If you're the kind of person who makes Chana Masala then you probably have a favorite recipe already. I understand. I've had a lot of favorite recipes, from Madhur Jaffrey to Lord Krishna to Orangette. Recently, however, I've discovered what may now be my favorite recipe of the them all. It's from Vij's Elegant and Inspired Indian Cuisine which comes from Vij's Restaurant in Vancouver, Canada. It's wonderfully rich, extremely easy, and very flexible. I've made it as is, and I've also added fried eggplant which was amazing.* Other worthwhile dishes in this book include the Lamb in Buttermilk Curry and the Seared Striped Bass in Sour Cream Curry, but I plan to try them all. Unfortunately the Library does not own this cookbook...yet. Rest assured, the order has been placed.
(adapted from Vij's Elegant and Inspired Indian Cuisine) Serves 2-3.
1/3 cup canola oil
1 1/2 cups finely chopped onions (about 2 medium)
2T. chopped garlic
1 1/2c. chopped tomatoes (I've used canned and fresh. Both work well, but my preference is the fresh).
2t. ground cumin
1 1/2t. salt
1/2t. cayenne pepper

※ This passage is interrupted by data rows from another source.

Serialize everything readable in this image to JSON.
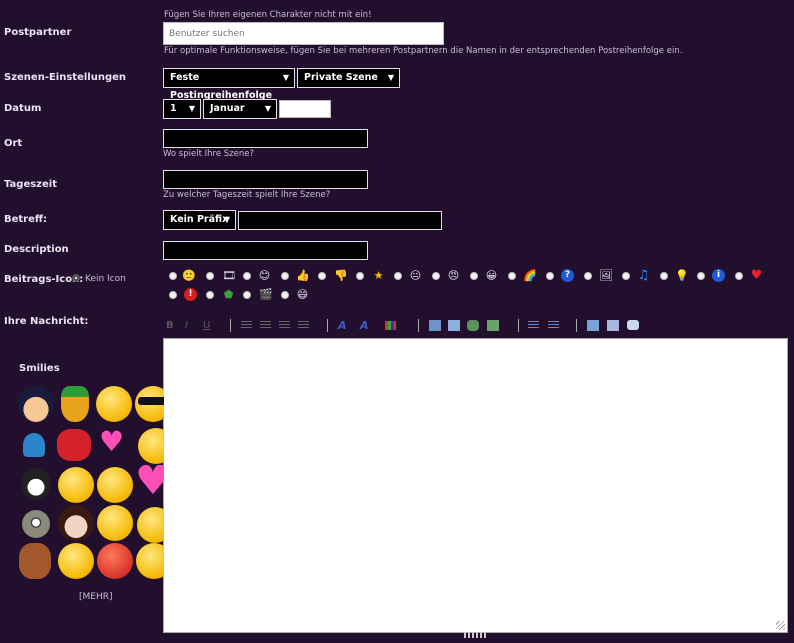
{
  "postpartner": {
    "label": "Postpartner",
    "note_top": "Fügen Sie Ihren eigenen Charakter nicht mit ein!",
    "placeholder": "Benutzer suchen",
    "note_bottom": "Für optimale Funktionsweise, fügen Sie bei mehreren Postpartnern die Namen in der entsprechenden Postreihenfolge ein."
  },
  "scene_settings": {
    "label": "Szenen-Einstellungen",
    "order_value": "Feste Postingreihenfolge",
    "privacy_value": "Private Szene"
  },
  "date": {
    "label": "Datum",
    "day_value": "1",
    "month_value": "Januar",
    "year_value": ""
  },
  "place": {
    "label": "Ort",
    "hint": "Wo spielt Ihre Szene?",
    "value": ""
  },
  "daytime": {
    "label": "Tageszeit",
    "hint": "Zu welcher Tageszeit spielt Ihre Szene?",
    "value": ""
  },
  "subject": {
    "label": "Betreff:",
    "prefix_value": "Kein Präfix",
    "value": ""
  },
  "description": {
    "label": "Description",
    "value": ""
  },
  "post_icon": {
    "label": "Beitrags-Icon:",
    "none_label": "Kein Icon",
    "icons": [
      "smile-icon",
      "film-icon",
      "happy-icon",
      "thumbs-up-icon",
      "thumbs-down-icon",
      "star-icon",
      "neutral-icon",
      "angry-icon",
      "grin-icon",
      "rainbow-icon",
      "question-icon",
      "photo-icon",
      "music-icon",
      "lightbulb-icon",
      "info-icon",
      "heart-icon",
      "exclamation-icon",
      "shield-icon",
      "clapper-icon",
      "laugh-icon"
    ]
  },
  "message": {
    "label": "Ihre Nachricht:",
    "value": ""
  },
  "smilies": {
    "title": "Smilies",
    "more_label": "[MEHR]"
  },
  "colors": {
    "background": "#220f2e",
    "field_bg": "#000000",
    "editor_bg": "#ffffff"
  }
}
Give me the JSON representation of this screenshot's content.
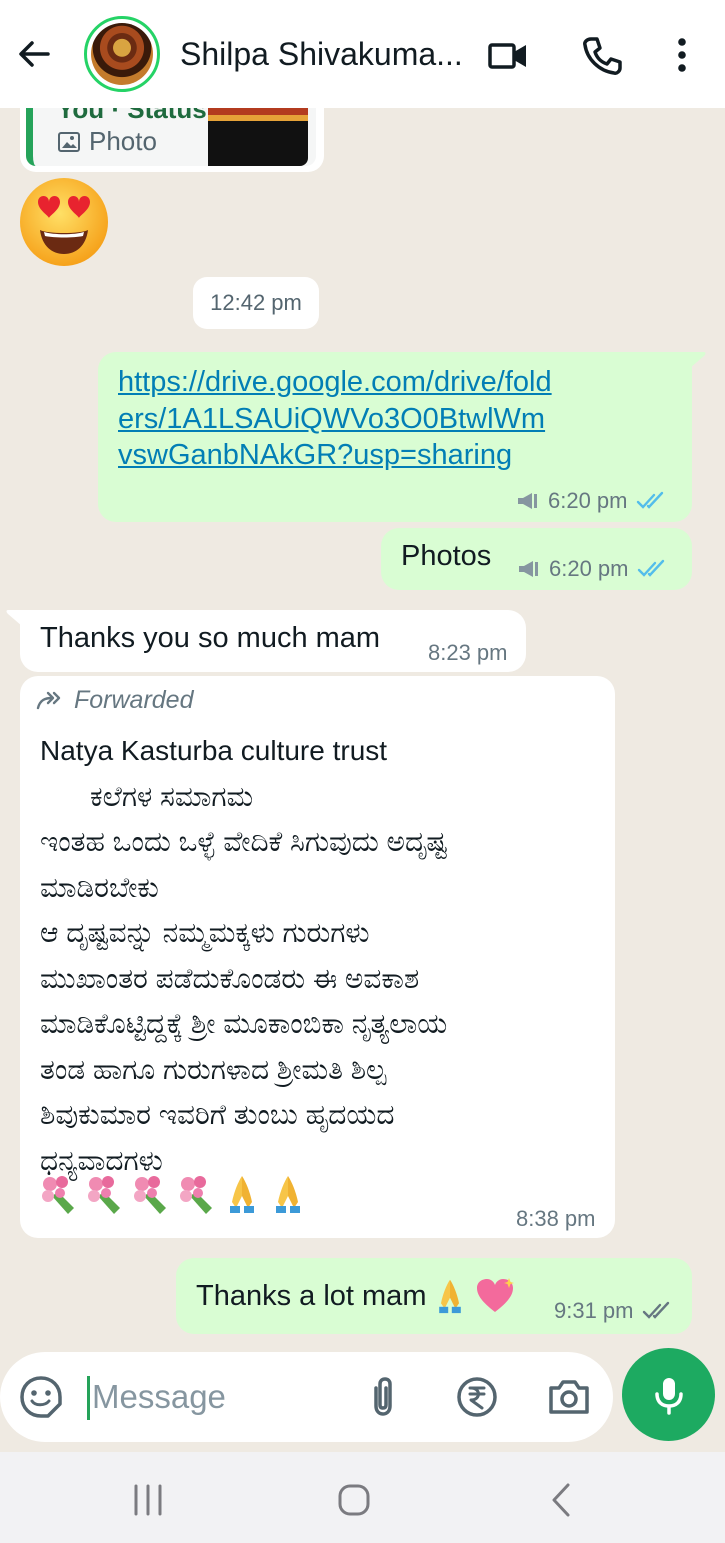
{
  "header": {
    "contact_name": "Shilpa Shivakuma...",
    "icons": [
      "back-arrow-icon",
      "video-call-icon",
      "voice-call-icon",
      "more-options-icon"
    ]
  },
  "reply_preview": {
    "title": "You · Status",
    "type_label": "Photo"
  },
  "date_chip": "12:42 pm",
  "messages": [
    {
      "direction": "out",
      "text": "https://drive.google.com/drive/folders/1A1LSAUiQWVo3O0BtwlWmvswGanbNAkGR?usp=sharing",
      "time": "6:20 pm",
      "status": "read"
    },
    {
      "direction": "out",
      "text": "Photos",
      "time": "6:20 pm",
      "status": "read"
    },
    {
      "direction": "in",
      "text": "Thanks you so much mam",
      "time": "8:23 pm"
    },
    {
      "direction": "in",
      "forwarded_label": "Forwarded",
      "lines": [
        "Natya Kasturba culture trust",
        "ಕಲೆಗಳ ಸಮಾಗಮ",
        "ಇಂತಹ ಒಂದು ಒಳ್ಳೆ ವೇದಿಕೆ ಸಿಗುವುದು ಅದೃಷ್ಟ",
        "ಮಾಡಿರಬೇಕು",
        "ಆ ದೃಷ್ಟವನ್ನು ನಮ್ಮಮಕ್ಕಳು ಗುರುಗಳು",
        "ಮುಖಾಂತರ ಪಡೆದುಕೊಂಡರು ಈ ಅವಕಾಶ",
        "ಮಾಡಿಕೊಟ್ಟಿದ್ದಕ್ಕೆ ಶ್ರೀ ಮೂಕಾಂಬಿಕಾ ನೃತ್ಯಲಾಯ",
        "ತಂಡ ಹಾಗೂ ಗುರುಗಳಾದ ಶ್ರೀಮತಿ ಶಿಲ್ಪ",
        "ಶಿವುಕುಮಾರ  ಇವರಿಗೆ ತುಂಬು ಹೃದಯದ",
        "ಧನ್ಯವಾದಗಳು"
      ],
      "emojis": [
        "bouquet",
        "bouquet",
        "bouquet",
        "bouquet",
        "folded-hands",
        "folded-hands"
      ],
      "time": "8:38 pm"
    },
    {
      "direction": "out",
      "text": "Thanks a lot mam",
      "emojis": [
        "folded-hands",
        "sparkling-heart"
      ],
      "time": "9:31 pm",
      "status": "delivered"
    }
  ],
  "composer": {
    "placeholder": "Message",
    "icons": [
      "emoji-icon",
      "attach-icon",
      "rupee-payment-icon",
      "camera-icon",
      "mic-icon"
    ]
  },
  "colors": {
    "outgoing_bubble": "#d9fdd3",
    "incoming_bubble": "#ffffff",
    "chat_background": "#efeae2",
    "accent_green": "#1daa61",
    "link": "#027eb5",
    "read_ticks": "#53bdeb"
  }
}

1 can chickpeas or kidney beans, rinsed and drained.
1 to 2 cups water
Heat oil in a heavy-bottomed pot on medium high heat. Add onions and sauté until golden brown, 5 to 8 minutes. Add garlic and sauté until browned, about 3 more minutes. Stir in tomatoes, then add turmeric, cumin, coriander, salt and cayenne. Turn down the heat to medium and sauté, stirring regularly, until the oil separates from this Masala mixture. This means the spices are cooked through and the "stock" for your curry is made.
So that you don't waste this Masala, add the chickpeas (or kidney beans) and enough water to make a curry with a consistency you prefer. (Adding all the water will make a soupy curry.) Stir well, cover, and bring to a boil. Reduce heat to low and simmer for about 5 minutes. Your basic curry is ready to eat.

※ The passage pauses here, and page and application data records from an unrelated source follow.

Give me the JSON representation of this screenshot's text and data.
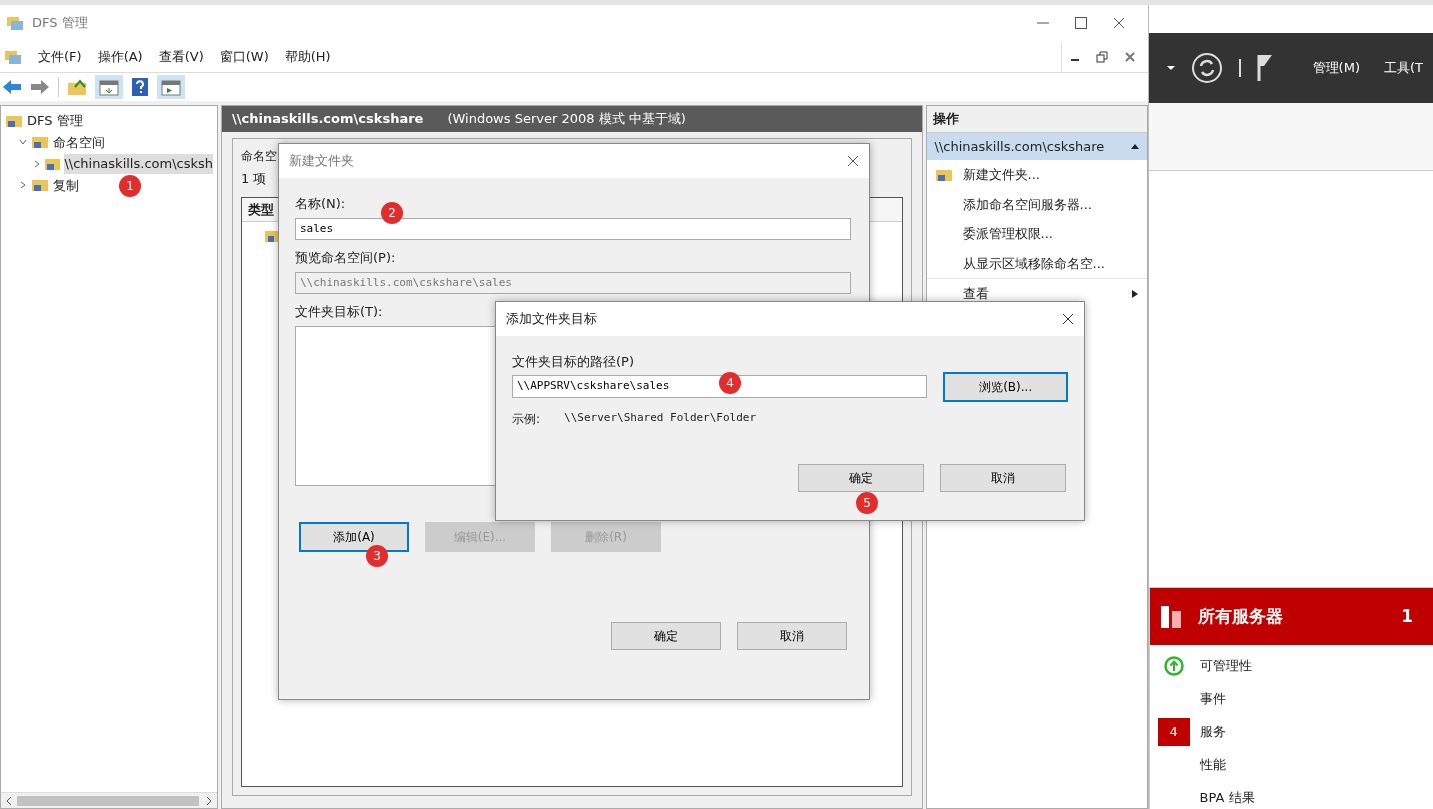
{
  "main_window": {
    "title": "DFS 管理"
  },
  "menu": [
    "文件(F)",
    "操作(A)",
    "查看(V)",
    "窗口(W)",
    "帮助(H)"
  ],
  "tree": {
    "label": "DFS 管理",
    "children": [
      {
        "label": "命名空间",
        "expanded": true,
        "selected": false,
        "children": [
          {
            "label": "\\\\chinaskills.com\\csksh",
            "expanded": false,
            "selected": true
          }
        ]
      },
      {
        "label": "复制",
        "expanded": false,
        "selected": false
      }
    ]
  },
  "center": {
    "path": "\\\\chinaskills.com\\cskshare",
    "mode": "(Windows Server 2008 模式 中基于域)",
    "tab": "命名空",
    "count": "1 项",
    "column": "类型"
  },
  "actions": {
    "header": "操作",
    "group": {
      "label": "\\\\chinaskills.com\\cskshare",
      "expanded": true
    },
    "items": [
      {
        "label": "新建文件夹...",
        "kind": "icon"
      },
      {
        "label": "添加命名空间服务器...",
        "kind": "plain"
      },
      {
        "label": "委派管理权限...",
        "kind": "plain"
      },
      {
        "label": "从显示区域移除命名空...",
        "kind": "plain"
      },
      {
        "label": "查看",
        "kind": "submenu"
      }
    ]
  },
  "new_folder_dialog": {
    "title": "新建文件夹",
    "name_label": "名称(N):",
    "name_value": "sales",
    "preview_label": "预览命名空间(P):",
    "preview_value": "\\\\chinaskills.com\\cskshare\\sales",
    "targets_label": "文件夹目标(T):",
    "target_buttons": [
      {
        "label": "添加(A)",
        "disabled": false,
        "focused": true
      },
      {
        "label": "编辑(E)...",
        "disabled": true,
        "focused": false
      },
      {
        "label": "删除(R)",
        "disabled": true,
        "focused": false
      }
    ],
    "buttons": [
      "确定",
      "取消"
    ]
  },
  "add_target_dialog": {
    "title": "添加文件夹目标",
    "path_label": "文件夹目标的路径(P)",
    "path_value": "\\\\APPSRV\\cskshare\\sales",
    "browse": {
      "label": "浏览(B)...",
      "focused": true
    },
    "example_label": "示例:",
    "example_value": "\\\\Server\\Shared Folder\\Folder",
    "buttons": [
      "确定",
      "取消"
    ]
  },
  "server_manager": {
    "menu": [
      "管理(M)",
      "工具(T"
    ],
    "tile": {
      "title": "所有服务器",
      "count": "1",
      "items": [
        {
          "label": "可管理性",
          "kind": "ok"
        },
        {
          "label": "事件",
          "kind": "plain"
        },
        {
          "label": "服务",
          "kind": "count",
          "count": "4"
        },
        {
          "label": "性能",
          "kind": "plain"
        },
        {
          "label": "BPA 结果",
          "kind": "plain"
        }
      ]
    }
  },
  "callouts": [
    "1",
    "2",
    "3",
    "4",
    "5"
  ]
}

*The authors also note that you can add any vegetable to this Masala, except for broccoli. "Broccoli is the one non-Indian vegetable whose flavours, in our view, don't match Indian spices. Not all Indians share this view."